• **Assignment**: Search the material below for the string "image" and extract each line that has it.

• **Data supplied**:
....
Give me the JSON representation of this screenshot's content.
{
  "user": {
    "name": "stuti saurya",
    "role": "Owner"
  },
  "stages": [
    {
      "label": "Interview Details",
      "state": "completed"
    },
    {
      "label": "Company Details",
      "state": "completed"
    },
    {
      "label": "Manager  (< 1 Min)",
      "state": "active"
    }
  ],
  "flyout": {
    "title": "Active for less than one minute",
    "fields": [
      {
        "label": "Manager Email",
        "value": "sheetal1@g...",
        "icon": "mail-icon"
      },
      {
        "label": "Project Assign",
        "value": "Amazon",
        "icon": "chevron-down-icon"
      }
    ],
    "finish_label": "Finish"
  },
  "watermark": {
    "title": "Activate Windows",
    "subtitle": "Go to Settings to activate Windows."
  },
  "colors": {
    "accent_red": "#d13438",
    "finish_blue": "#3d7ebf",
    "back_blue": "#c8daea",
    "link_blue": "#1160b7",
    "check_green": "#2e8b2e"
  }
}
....
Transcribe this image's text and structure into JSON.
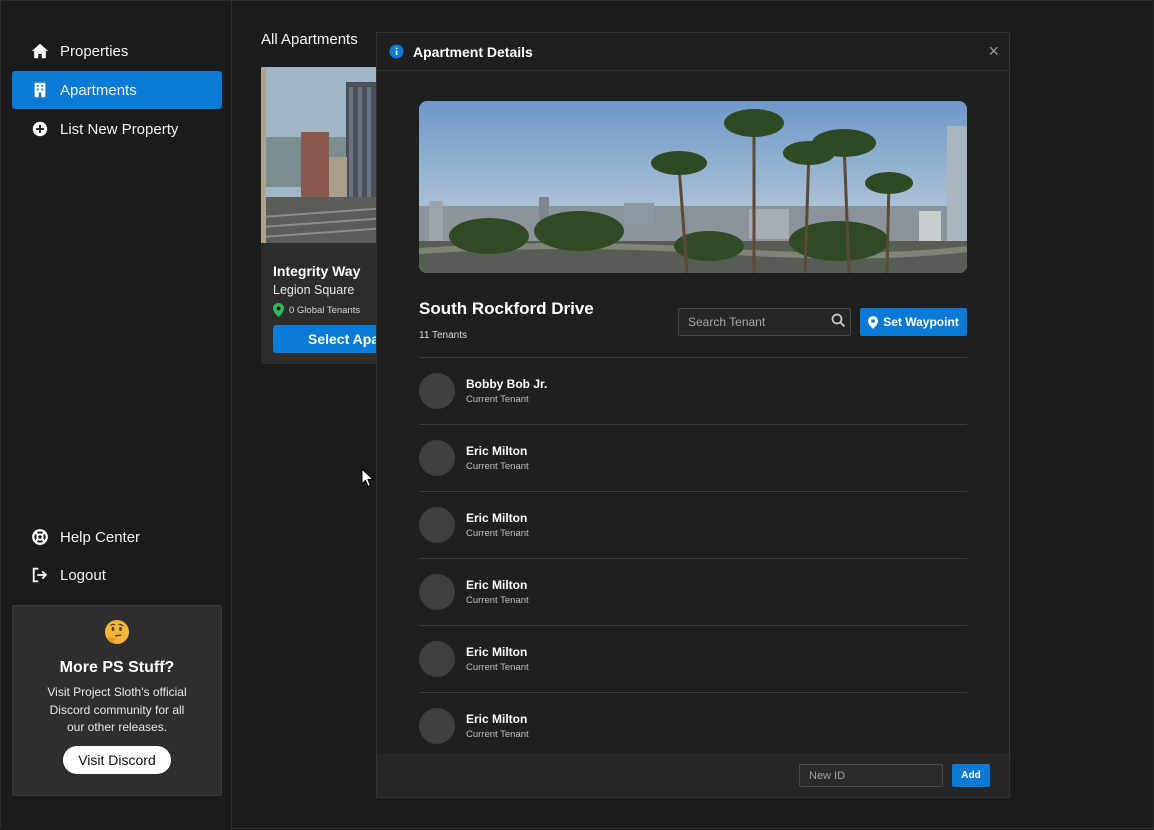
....
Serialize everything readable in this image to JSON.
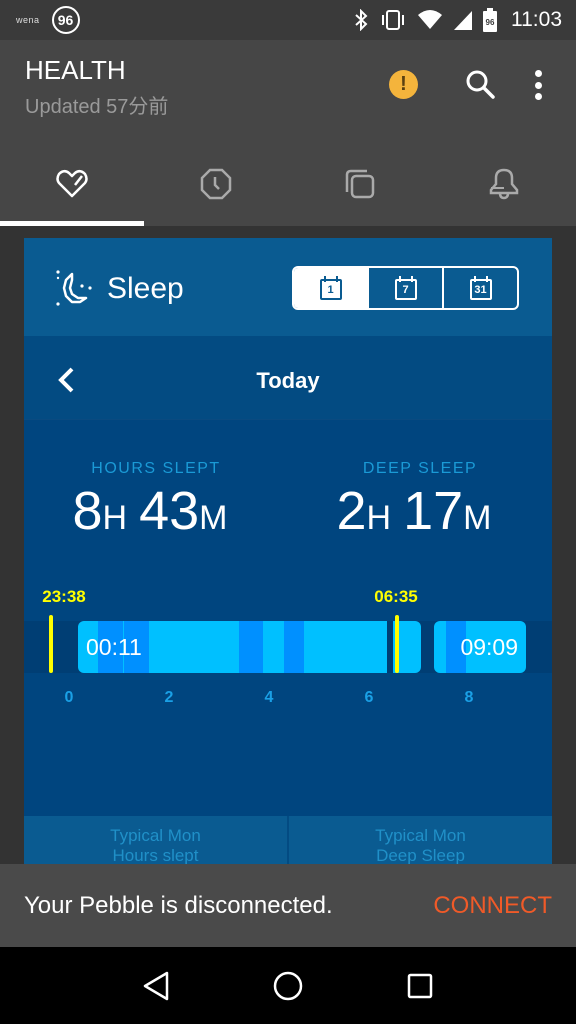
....
• **Result for this exercise**:
Transcribe this image's text and structure into JSON.
Serialize everything readable in this image to JSON.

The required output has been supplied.